The range consisted of canisters, cruets, preserve pots, butter dishes, jugs and coffee mugs as well as other items of tableware.
Some of the items had plastic lids, like the canister in the first image, and others were all ceramic. The lids were either aqua blue or yellow.
I was reminded of this fantastic retro design recently when I found some interesting variations of the design on Etsy.
The full name of the design is Hornsea Lancaster Vitramic, “Muramic” .
It was made at the Hornsea Lancaster site 1977-1980, where the the award wining “Contrast” design amongst others was also made.
There are a number of different designs within the “Muramic” series, but the most commonly seen items are variations of the round shallow dish.
Other products included some fantastic wall plaques like the one pictured below, and even jewellery (very hard to find now)
Hornsea Lancaster Vitramic “Muramic” Design variation.
Hornsea Lancaster Vitramic “Muramic” Design Variation via VintageGirlUK on Etsy
Bing & Grondahl “Tivoli”
This very smart design from Bing & Grondahl is called “Tivoli”, and was designed by Martin Hunt c1970s.
Martin Hunt, Co-Designer of the award winning Hornsea Lancaster Vitramic and a huge number of other Hornsea designs – also designed several dinnerware series for Bing and Grondahl and Rosenthal. The Bing & Grondahl designs include Tivoli, Korinth and Cumulus (decoration by Carl Harry-Stalhane) .
The same forms Martin Hunt designed for Tivoli were also used on the series Delphi, Olympia, Sahara, Troja, Corinth, Marrakech and Casablanca. All of these designs are now quite hard to get hold of.
If you want to see more Martin Hunt designs go to the V&A collections online here for Martin. They have a very large collection of his designs from the 1970s until current day, including some of the B&G designs mentioned above.
Hornsea Pottery, Lancaster Vitramic “Contrast” has become a British design icon. It won the British Design Council awards for design in the 1970s. It features a stunning chocolate velvety matt brown glaze with a black gloss band and bright white interior. The forms are simple, elegant and beautiful – they remind me of the purity of the forms of Denby Chevron with its clean, elegant lines and forms.
A brief history of the design:
In 1972, after years of compromise by adapting and adding to their first factory, Hornsea Pottery needed to expand due to its success. A new (second) site was found and the official opening took place in 1976. The first three ranges produced at the Lancaster factory received Design Council Awards and with them Hornsea Pottery enhanced its already worldwide reputation.

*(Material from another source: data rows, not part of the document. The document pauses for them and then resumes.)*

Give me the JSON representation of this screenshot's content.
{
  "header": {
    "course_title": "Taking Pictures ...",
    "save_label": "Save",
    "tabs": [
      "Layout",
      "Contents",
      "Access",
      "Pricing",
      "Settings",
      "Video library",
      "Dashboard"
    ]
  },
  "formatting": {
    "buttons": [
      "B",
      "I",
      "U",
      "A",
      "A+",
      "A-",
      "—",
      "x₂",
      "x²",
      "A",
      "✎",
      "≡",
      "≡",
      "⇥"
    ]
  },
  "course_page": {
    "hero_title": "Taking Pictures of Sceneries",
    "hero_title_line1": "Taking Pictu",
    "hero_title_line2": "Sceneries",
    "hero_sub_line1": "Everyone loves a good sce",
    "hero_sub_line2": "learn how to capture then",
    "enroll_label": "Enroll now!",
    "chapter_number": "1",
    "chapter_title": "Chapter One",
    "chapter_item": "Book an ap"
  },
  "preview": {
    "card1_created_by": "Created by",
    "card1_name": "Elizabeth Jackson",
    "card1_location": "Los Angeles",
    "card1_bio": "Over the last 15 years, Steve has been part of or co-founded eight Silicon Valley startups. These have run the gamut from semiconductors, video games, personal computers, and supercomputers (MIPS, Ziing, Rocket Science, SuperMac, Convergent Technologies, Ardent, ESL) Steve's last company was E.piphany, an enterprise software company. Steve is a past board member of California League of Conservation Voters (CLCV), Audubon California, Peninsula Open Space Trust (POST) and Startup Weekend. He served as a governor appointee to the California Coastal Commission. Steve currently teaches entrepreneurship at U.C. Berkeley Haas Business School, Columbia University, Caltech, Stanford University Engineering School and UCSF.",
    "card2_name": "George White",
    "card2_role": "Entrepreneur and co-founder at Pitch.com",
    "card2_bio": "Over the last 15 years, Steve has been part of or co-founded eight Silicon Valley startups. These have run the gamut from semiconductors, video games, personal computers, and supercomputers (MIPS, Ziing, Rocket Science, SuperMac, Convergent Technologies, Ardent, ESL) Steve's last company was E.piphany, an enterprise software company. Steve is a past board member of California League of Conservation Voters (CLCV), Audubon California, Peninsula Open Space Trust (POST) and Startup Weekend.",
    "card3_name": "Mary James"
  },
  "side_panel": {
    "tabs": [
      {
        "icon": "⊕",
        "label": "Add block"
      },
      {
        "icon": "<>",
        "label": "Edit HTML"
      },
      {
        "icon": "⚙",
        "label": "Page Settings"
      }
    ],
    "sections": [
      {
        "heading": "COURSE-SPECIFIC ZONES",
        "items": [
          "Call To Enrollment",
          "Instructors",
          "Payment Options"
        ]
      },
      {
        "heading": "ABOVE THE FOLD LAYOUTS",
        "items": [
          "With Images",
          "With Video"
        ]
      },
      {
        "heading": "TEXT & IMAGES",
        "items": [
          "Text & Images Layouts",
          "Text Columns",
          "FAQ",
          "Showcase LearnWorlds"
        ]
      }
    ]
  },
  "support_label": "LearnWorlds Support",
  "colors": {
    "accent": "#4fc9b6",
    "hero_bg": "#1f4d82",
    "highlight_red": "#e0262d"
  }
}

Hornsea Pottery had marked its silver jubilee in 1974 by launching a celebration range of products and this led to a collaboration with Lord David Queensberry and Martin Hunt. Together, in 1974, they produced a very successful range of “Lancaster Vitramic” tableware designs, starting with Contrast. Read more